I admit corporate greed is an easy target. There is nothing more satisfying than seeing a corporation or individual in a corporation receive a just sentence for a greed driven act. The media is quick to report such deeds and the reactions from the public are usually passionate. That may be why we love writing about them.
Some acts, like Wells Fargo’s pushing its employees to meet high sales goals, are very much out in the open and seen by all. Others are seldom heard of due to out of court settlements and low profile coverage in the media. One recent event was just that, low profile coverage and settlement in a class action lawsuit that was quietly paid out to those done wrong.
A large bank was receiving deposits from customers such as their salary. They would then hold it out until all deducts had been paid out creating overdrafts and fees for those overdrafts. Once the fees were charged to the customer the deposit was made. When customers complained or asked they were told no, that wasn’t the case.
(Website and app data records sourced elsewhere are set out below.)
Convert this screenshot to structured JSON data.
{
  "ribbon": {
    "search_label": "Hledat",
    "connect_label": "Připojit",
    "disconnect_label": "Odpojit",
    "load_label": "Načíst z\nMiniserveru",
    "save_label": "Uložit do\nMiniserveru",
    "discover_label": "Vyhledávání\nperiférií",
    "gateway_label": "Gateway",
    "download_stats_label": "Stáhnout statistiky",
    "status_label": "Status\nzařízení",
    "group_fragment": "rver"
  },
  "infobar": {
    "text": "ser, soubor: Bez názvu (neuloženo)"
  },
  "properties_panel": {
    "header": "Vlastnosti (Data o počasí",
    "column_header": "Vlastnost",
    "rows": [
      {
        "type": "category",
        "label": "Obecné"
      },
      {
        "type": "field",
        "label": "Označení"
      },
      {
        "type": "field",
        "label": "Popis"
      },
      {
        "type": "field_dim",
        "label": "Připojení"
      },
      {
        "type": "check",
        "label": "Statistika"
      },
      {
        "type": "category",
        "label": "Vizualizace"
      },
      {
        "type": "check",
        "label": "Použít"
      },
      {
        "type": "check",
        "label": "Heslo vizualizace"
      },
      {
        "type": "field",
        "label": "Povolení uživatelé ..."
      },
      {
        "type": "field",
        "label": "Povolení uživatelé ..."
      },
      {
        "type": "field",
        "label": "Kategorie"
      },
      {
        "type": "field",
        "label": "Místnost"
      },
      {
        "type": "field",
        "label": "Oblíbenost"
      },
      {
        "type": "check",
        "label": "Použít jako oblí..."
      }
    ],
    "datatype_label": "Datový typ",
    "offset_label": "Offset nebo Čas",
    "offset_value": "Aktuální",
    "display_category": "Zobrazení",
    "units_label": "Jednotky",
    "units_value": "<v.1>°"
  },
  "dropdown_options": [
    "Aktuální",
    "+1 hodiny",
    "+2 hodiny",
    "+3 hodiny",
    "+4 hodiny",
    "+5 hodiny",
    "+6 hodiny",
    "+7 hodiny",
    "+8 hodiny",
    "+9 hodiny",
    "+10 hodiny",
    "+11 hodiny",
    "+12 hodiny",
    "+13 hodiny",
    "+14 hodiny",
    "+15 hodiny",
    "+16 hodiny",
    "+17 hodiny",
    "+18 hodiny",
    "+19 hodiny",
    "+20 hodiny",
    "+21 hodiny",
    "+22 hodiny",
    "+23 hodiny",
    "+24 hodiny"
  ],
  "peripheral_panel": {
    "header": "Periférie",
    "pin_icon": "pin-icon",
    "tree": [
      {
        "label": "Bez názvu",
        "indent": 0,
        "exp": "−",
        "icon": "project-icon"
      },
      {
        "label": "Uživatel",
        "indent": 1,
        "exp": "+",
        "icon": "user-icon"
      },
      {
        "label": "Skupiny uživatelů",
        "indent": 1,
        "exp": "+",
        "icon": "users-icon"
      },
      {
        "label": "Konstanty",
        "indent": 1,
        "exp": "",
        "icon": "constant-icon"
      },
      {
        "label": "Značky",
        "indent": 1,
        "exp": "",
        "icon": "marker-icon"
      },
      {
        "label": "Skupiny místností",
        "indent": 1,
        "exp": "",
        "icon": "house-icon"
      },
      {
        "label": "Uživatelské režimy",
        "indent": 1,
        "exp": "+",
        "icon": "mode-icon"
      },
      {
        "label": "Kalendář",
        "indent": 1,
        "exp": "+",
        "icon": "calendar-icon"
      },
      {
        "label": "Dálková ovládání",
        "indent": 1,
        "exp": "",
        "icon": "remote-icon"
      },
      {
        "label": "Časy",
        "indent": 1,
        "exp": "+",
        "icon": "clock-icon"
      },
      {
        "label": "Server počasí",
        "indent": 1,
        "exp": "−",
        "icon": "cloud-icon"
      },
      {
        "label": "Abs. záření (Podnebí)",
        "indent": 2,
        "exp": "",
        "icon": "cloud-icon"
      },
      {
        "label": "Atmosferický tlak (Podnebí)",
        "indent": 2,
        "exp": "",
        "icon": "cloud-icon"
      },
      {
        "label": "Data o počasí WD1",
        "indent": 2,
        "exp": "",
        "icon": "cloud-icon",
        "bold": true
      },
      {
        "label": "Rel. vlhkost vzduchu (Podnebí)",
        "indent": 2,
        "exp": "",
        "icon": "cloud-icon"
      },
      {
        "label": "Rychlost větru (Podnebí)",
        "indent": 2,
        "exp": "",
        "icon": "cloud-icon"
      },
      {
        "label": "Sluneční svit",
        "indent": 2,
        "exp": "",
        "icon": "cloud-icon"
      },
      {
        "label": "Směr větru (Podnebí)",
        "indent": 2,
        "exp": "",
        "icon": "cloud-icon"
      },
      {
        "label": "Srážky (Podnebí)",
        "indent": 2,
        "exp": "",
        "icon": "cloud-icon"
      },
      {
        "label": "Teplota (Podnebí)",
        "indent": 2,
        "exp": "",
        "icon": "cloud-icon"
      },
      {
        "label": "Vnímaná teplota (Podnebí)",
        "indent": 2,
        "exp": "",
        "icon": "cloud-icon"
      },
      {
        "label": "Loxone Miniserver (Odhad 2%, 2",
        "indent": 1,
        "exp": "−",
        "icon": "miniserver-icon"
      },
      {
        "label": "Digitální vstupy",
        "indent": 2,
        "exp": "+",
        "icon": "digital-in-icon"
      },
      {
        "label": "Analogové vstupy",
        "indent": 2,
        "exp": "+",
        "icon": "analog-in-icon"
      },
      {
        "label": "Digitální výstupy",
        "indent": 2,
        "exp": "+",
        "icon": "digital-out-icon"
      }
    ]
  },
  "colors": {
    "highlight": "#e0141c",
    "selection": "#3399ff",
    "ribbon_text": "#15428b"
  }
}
The printouts shown to the customer appeared to show the deposit was manipulated were explained away. Customers were told they looked that way but that wasn’t the case. They had actually had the overdrafts. Many didn’t buy it and left the bank for another.\This went on for years until someone had had enough. They hired a lawyer and a class action lawsuit was filed. Their customers were awarded almost $17 million. But this wasn’t before the bank, which was making a lot of money from overdraft charges, doubled the fees for the overdraft taking their greed to another level. WOW! If it works why not push it to the limit. So from what angle do we want to approach the story?
There are several ways. You could start with the story of the creation of the act of greed and the motive behind it. Was some employee looking for a way to move up the ladder in the organization? Was he pushed like those employees at Wells Fargo to perform beyond their ability? Was it known to others in the company or as is the case most of the time were higher ups well aware of the plan.
Then there is the more personal story line. You could look at the single mom working two jobs to support her kids while going to night school. Every penny counts. How do these overdrafts weigh on her? Then there is the retiree on a fixed income wondering how to make the month with less money. How did their encounter go with the bank when they brought to their attention the manipulation of their deposit? Can you share the disdain shown them by the employees and management when they interrupt this great plan to milk them of their funds.
You could also add a love interest with one of the main characters or a murder to cover up the wrong doings of the company. As I said before company greed is an easy target. It can start with a simple desire and grow to extraordinary obsession. Once it is out of control it comes to the surface. Where to find it? It is everywhere. Look around you for that additional fee, overcharge, inflated services or even an explanation for any of these that seem not to hold water. Take it from there and imagine the worst. It probably won’t come close to what has actually happened.